AIM OF THE EXERCISE: Return each line exactly, from the one that has "Extract the structured" through the end of the entries, both ends included. Pictures do not belong.
BEGIN
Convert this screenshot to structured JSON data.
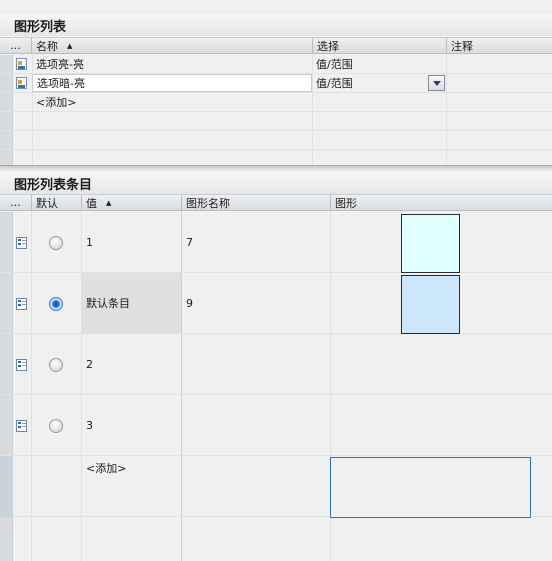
{
  "graphic_list": {
    "title": "图形列表",
    "columns": {
      "dots": "...",
      "name": "名称",
      "select": "选择",
      "comment": "注释"
    },
    "rows": [
      {
        "name": "选项亮-亮",
        "select": "值/范围",
        "comment": ""
      },
      {
        "name": "选项暗-亮",
        "select": "值/范围",
        "comment": ""
      }
    ],
    "add_label": "<添加>"
  },
  "graphic_list_entries": {
    "title": "图形列表条目",
    "columns": {
      "dots": "...",
      "default": "默认",
      "value": "值",
      "graphic_name": "图形名称",
      "graphic": "图形"
    },
    "rows": [
      {
        "default": false,
        "value": "1",
        "graphic_name": "7",
        "swatch_color": "#e0ffff"
      },
      {
        "default": true,
        "value": "默认条目",
        "graphic_name": "9",
        "swatch_color": "#cce6fa"
      },
      {
        "default": false,
        "value": "2",
        "graphic_name": "",
        "swatch_color": ""
      },
      {
        "default": false,
        "value": "3",
        "graphic_name": "",
        "swatch_color": ""
      }
    ],
    "add_label": "<添加>"
  },
  "colors": {
    "selection_border": "#3a6fb0",
    "header_bg": "#dde1e5"
  }
}
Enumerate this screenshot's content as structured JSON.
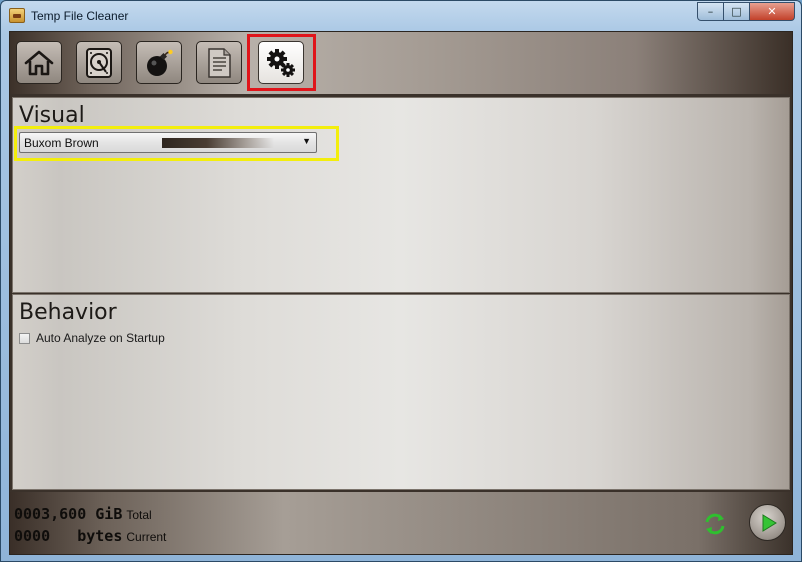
{
  "window": {
    "title": "Temp File Cleaner",
    "controls": {
      "minimize": "–",
      "maximize": "□",
      "close": "✕"
    }
  },
  "toolbar": {
    "buttons": [
      {
        "name": "home",
        "icon": "home-icon"
      },
      {
        "name": "drives",
        "icon": "hard-drive-icon"
      },
      {
        "name": "clean",
        "icon": "bomb-icon"
      },
      {
        "name": "log",
        "icon": "document-icon"
      },
      {
        "name": "settings",
        "icon": "gears-icon",
        "active": true
      }
    ]
  },
  "visual": {
    "heading": "Visual",
    "theme_select": {
      "value": "Buxom Brown"
    }
  },
  "behavior": {
    "heading": "Behavior",
    "auto_analyze": {
      "label": "Auto Analyze on Startup",
      "checked": false
    }
  },
  "status": {
    "total_value": "0003,600 GiB",
    "total_label": "Total",
    "current_value": "0000   bytes",
    "current_label": "Current"
  },
  "colors": {
    "highlight_red": "#e0151b",
    "highlight_yellow": "#f3ee0c",
    "refresh_green": "#2fbf2f",
    "play_green": "#35c435"
  }
}
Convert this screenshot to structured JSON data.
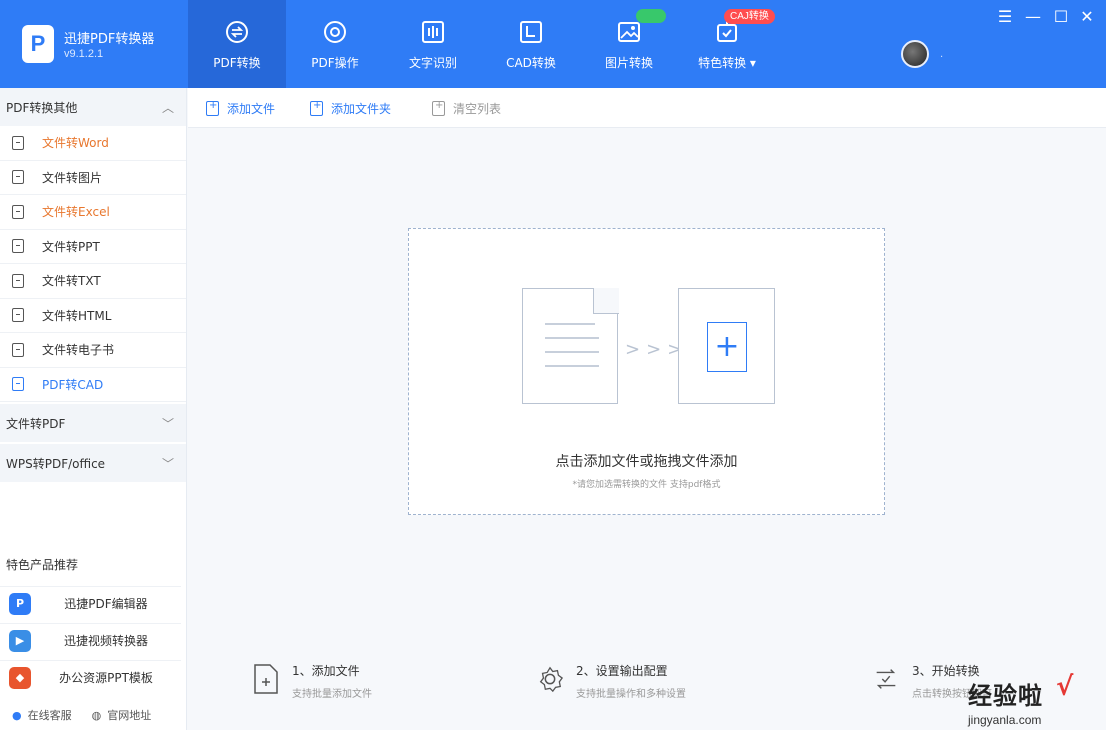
{
  "app": {
    "name": "迅捷PDF转换器",
    "version": "v9.1.2.1"
  },
  "nav": [
    {
      "label": "PDF转换",
      "icon": "convert-icon",
      "active": true
    },
    {
      "label": "PDF操作",
      "icon": "pdf-operate-icon"
    },
    {
      "label": "文字识别",
      "icon": "text-ocr-icon"
    },
    {
      "label": "CAD转换",
      "icon": "cad-icon"
    },
    {
      "label": "图片转换",
      "icon": "image-icon"
    },
    {
      "label": "特色转换",
      "icon": "special-icon",
      "badge": "CAJ转换"
    }
  ],
  "window": {
    "menu": "☰",
    "minimize": "—",
    "maximize": "☐",
    "close": "✕"
  },
  "sidebar": {
    "section1": {
      "title": "PDF转换其他"
    },
    "items": [
      {
        "label": "文件转Word",
        "color": "orange"
      },
      {
        "label": "文件转图片"
      },
      {
        "label": "文件转Excel",
        "color": "orange"
      },
      {
        "label": "文件转PPT"
      },
      {
        "label": "文件转TXT"
      },
      {
        "label": "文件转HTML"
      },
      {
        "label": "文件转电子书"
      },
      {
        "label": "PDF转CAD",
        "color": "blue",
        "active": true
      }
    ],
    "section2": {
      "title": "文件转PDF"
    },
    "section3": {
      "title": "WPS转PDF/office"
    },
    "products_title": "特色产品推荐",
    "products": [
      {
        "label": "迅捷PDF编辑器",
        "color": "#2f7cf6"
      },
      {
        "label": "迅捷视频转换器",
        "color": "#3a8ee6"
      },
      {
        "label": "办公资源PPT模板",
        "color": "#e8552e"
      }
    ],
    "bottom": {
      "service": "在线客服",
      "website": "官网地址"
    }
  },
  "toolbar": {
    "add_file": "添加文件",
    "add_folder": "添加文件夹",
    "clear_list": "清空列表"
  },
  "dropzone": {
    "title": "点击添加文件或拖拽文件添加",
    "subtitle": "*请您加选需转换的文件  支持pdf格式"
  },
  "steps": [
    {
      "title": "1、添加文件",
      "desc": "支持批量添加文件"
    },
    {
      "title": "2、设置输出配置",
      "desc": "支持批量操作和多种设置"
    },
    {
      "title": "3、开始转换",
      "desc": "点击转换按钮即可"
    }
  ],
  "watermark": {
    "main": "经验啦",
    "url": "jingyanla.com",
    "check": "√"
  }
}
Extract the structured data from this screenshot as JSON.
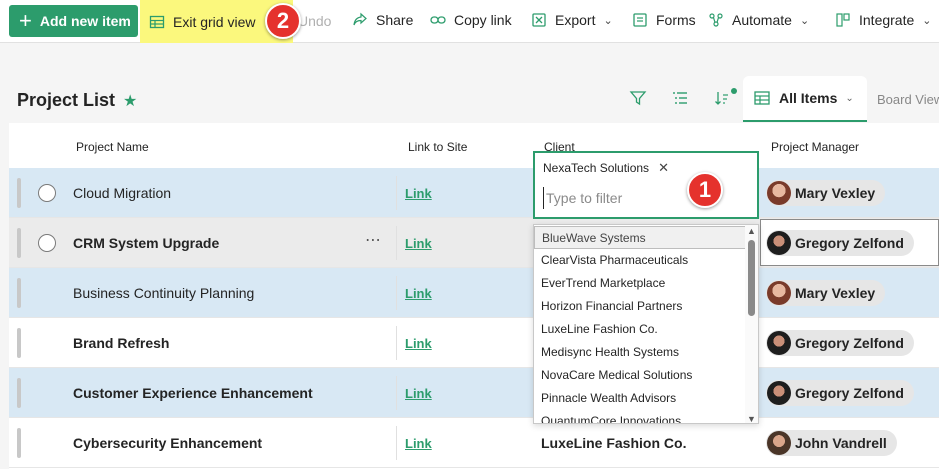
{
  "toolbar": {
    "add_new_item": "Add new item",
    "exit_grid_view": "Exit grid view",
    "undo": "Undo",
    "share": "Share",
    "copy_link": "Copy link",
    "export": "Export",
    "forms": "Forms",
    "automate": "Automate",
    "integrate": "Integrate"
  },
  "badges": {
    "filter_step": "1",
    "exit_step": "2"
  },
  "header": {
    "title": "Project List",
    "view_selector": "All Items",
    "board_view": "Board View"
  },
  "columns": {
    "project_name": "Project Name",
    "link_to_site": "Link to Site",
    "client": "Client",
    "project_manager": "Project Manager"
  },
  "rows": [
    {
      "name": "Cloud Migration",
      "link": "Link",
      "client": "",
      "manager": "Mary Vexley"
    },
    {
      "name": "CRM System Upgrade",
      "link": "Link",
      "client": "",
      "manager": "Gregory Zelfond"
    },
    {
      "name": "Business Continuity Planning",
      "link": "Link",
      "client": "",
      "manager": "Mary Vexley"
    },
    {
      "name": "Brand Refresh",
      "link": "Link",
      "client": "",
      "manager": "Gregory Zelfond"
    },
    {
      "name": "Customer Experience Enhancement",
      "link": "Link",
      "client": "",
      "manager": "Gregory Zelfond"
    },
    {
      "name": "Cybersecurity Enhancement",
      "link": "Link",
      "client": "LuxeLine Fashion Co.",
      "manager": "John Vandrell"
    }
  ],
  "filter": {
    "selected_chip": "NexaTech Solutions",
    "placeholder": "Type to filter",
    "options": [
      "BlueWave Systems",
      "ClearVista Pharmaceuticals",
      "EverTrend Marketplace",
      "Horizon Financial Partners",
      "LuxeLine Fashion Co.",
      "Medisync Health Systems",
      "NovaCare Medical Solutions",
      "Pinnacle Wealth Advisors",
      "QuantumCore Innovations"
    ]
  },
  "colors": {
    "accent": "#2c9c6c",
    "highlight": "#fbf87d",
    "badge": "#e5322d",
    "selected_row": "#d8e8f4"
  }
}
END
RESULT OF THIS TASK:
Extract the structured data from this screenshot as JSON.
{
  "toolbar": {
    "add_new_item": "Add new item",
    "exit_grid_view": "Exit grid view",
    "undo": "Undo",
    "share": "Share",
    "copy_link": "Copy link",
    "export": "Export",
    "forms": "Forms",
    "automate": "Automate",
    "integrate": "Integrate"
  },
  "badges": {
    "filter_step": "1",
    "exit_step": "2"
  },
  "header": {
    "title": "Project List",
    "view_selector": "All Items",
    "board_view": "Board View"
  },
  "columns": {
    "project_name": "Project Name",
    "link_to_site": "Link to Site",
    "client": "Client",
    "project_manager": "Project Manager"
  },
  "rows": [
    {
      "name": "Cloud Migration",
      "link": "Link",
      "client": "",
      "manager": "Mary Vexley"
    },
    {
      "name": "CRM System Upgrade",
      "link": "Link",
      "client": "",
      "manager": "Gregory Zelfond"
    },
    {
      "name": "Business Continuity Planning",
      "link": "Link",
      "client": "",
      "manager": "Mary Vexley"
    },
    {
      "name": "Brand Refresh",
      "link": "Link",
      "client": "",
      "manager": "Gregory Zelfond"
    },
    {
      "name": "Customer Experience Enhancement",
      "link": "Link",
      "client": "",
      "manager": "Gregory Zelfond"
    },
    {
      "name": "Cybersecurity Enhancement",
      "link": "Link",
      "client": "LuxeLine Fashion Co.",
      "manager": "John Vandrell"
    }
  ],
  "filter": {
    "selected_chip": "NexaTech Solutions",
    "placeholder": "Type to filter",
    "options": [
      "BlueWave Systems",
      "ClearVista Pharmaceuticals",
      "EverTrend Marketplace",
      "Horizon Financial Partners",
      "LuxeLine Fashion Co.",
      "Medisync Health Systems",
      "NovaCare Medical Solutions",
      "Pinnacle Wealth Advisors",
      "QuantumCore Innovations"
    ]
  },
  "colors": {
    "accent": "#2c9c6c",
    "highlight": "#fbf87d",
    "badge": "#e5322d",
    "selected_row": "#d8e8f4"
  }
}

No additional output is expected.